begins with Robert Morrison in 1807. For many years he toiled bravely with no encouragement, until he baptized the first convert in a quiet spot by a little stream on the beach near Macao. The great work of his life was the preparation of his dictionary and his translation of the Bible. Both of these have been superseded, but Morrison's faith and devotion are a permanent inspiration to all who follow him. One of his contemporaries estimated in those early years that by the end of the first century of Mission work in China there might possibly be as many as 2000 Christians in the Empire. How amazed these men would have been if they could have foreseen the actual results! One or two years of the century are still to run, and, instead of the scarcely hoped-for 2000 Christians in the Empire, we have, of communicants alone, close on 40,000 in the Kwangtung province itself, with nearly as many baptized children growing up under Christian influence, and a multitude of hearers, worshippers, inquirers, and candidates for baptism, which must bring up the Protestant Christian community of this province to some 160,000 or 200,000 souls. Besides these, there remain uncounted the many thousands who have already finished their course in the faith and fear of Jesus Christ. These, so often forgotten, are the ripest fruit of our Mission work.
To borrow the fine remark of a Romish writer, these numbers "are few to one who dreams of the foundation of a church and the conversion of a people; they are great to one who reflects that each of these souls has been bought by the blood of Jesus Christ."

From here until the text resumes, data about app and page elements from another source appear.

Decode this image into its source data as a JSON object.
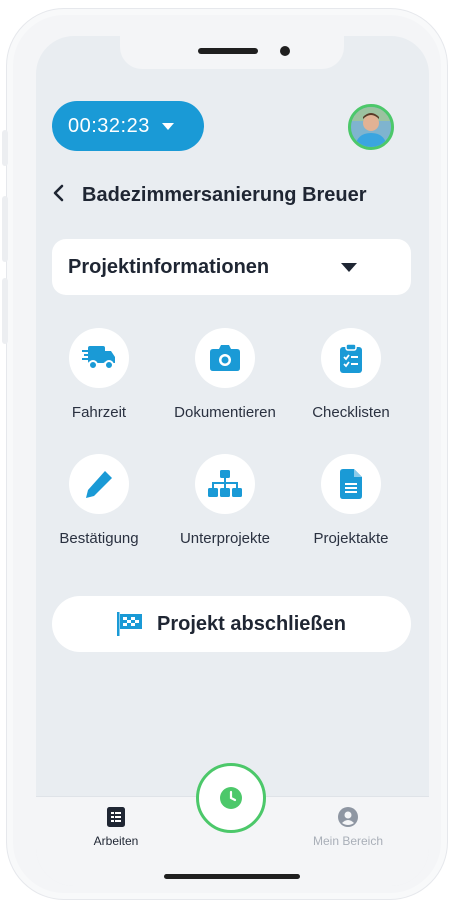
{
  "timer": {
    "value": "00:32:23"
  },
  "header": {
    "title": "Badezimmersanierung Breuer"
  },
  "dropdown": {
    "label": "Projektinformationen"
  },
  "actions": [
    {
      "label": "Fahrzeit",
      "icon": "truck-icon"
    },
    {
      "label": "Dokumentieren",
      "icon": "camera-icon"
    },
    {
      "label": "Checklisten",
      "icon": "clipboard-check-icon"
    },
    {
      "label": "Bestätigung",
      "icon": "pencil-icon"
    },
    {
      "label": "Unterprojekte",
      "icon": "sitemap-icon"
    },
    {
      "label": "Projektakte",
      "icon": "file-icon"
    }
  ],
  "finish_button": {
    "label": "Projekt abschließen",
    "icon": "checkered-flag-icon"
  },
  "tabbar": {
    "items": [
      {
        "label": "Arbeiten",
        "icon": "list-icon",
        "active": true
      },
      {
        "label": "Mein Bereich",
        "icon": "user-circle-icon",
        "active": false
      }
    ],
    "center_icon": "clock-icon"
  },
  "colors": {
    "accent": "#1a9ad6",
    "green": "#4cc86a",
    "text": "#1f2633",
    "background": "#e9edf1"
  }
}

Protestant Missions in the province of Kwangtung present a large variety of method. There are now close on twenty different Missions at work, which, with one or two exceptions, work harmoniously together. They are of different nationalities—American, British, Colonial, German, Scandinavian, and International—and present every type of ecclesiastical development. Scholarship has been nobly represented in the literary work of such Chinese scholars as
- Written in 1906.—Ed.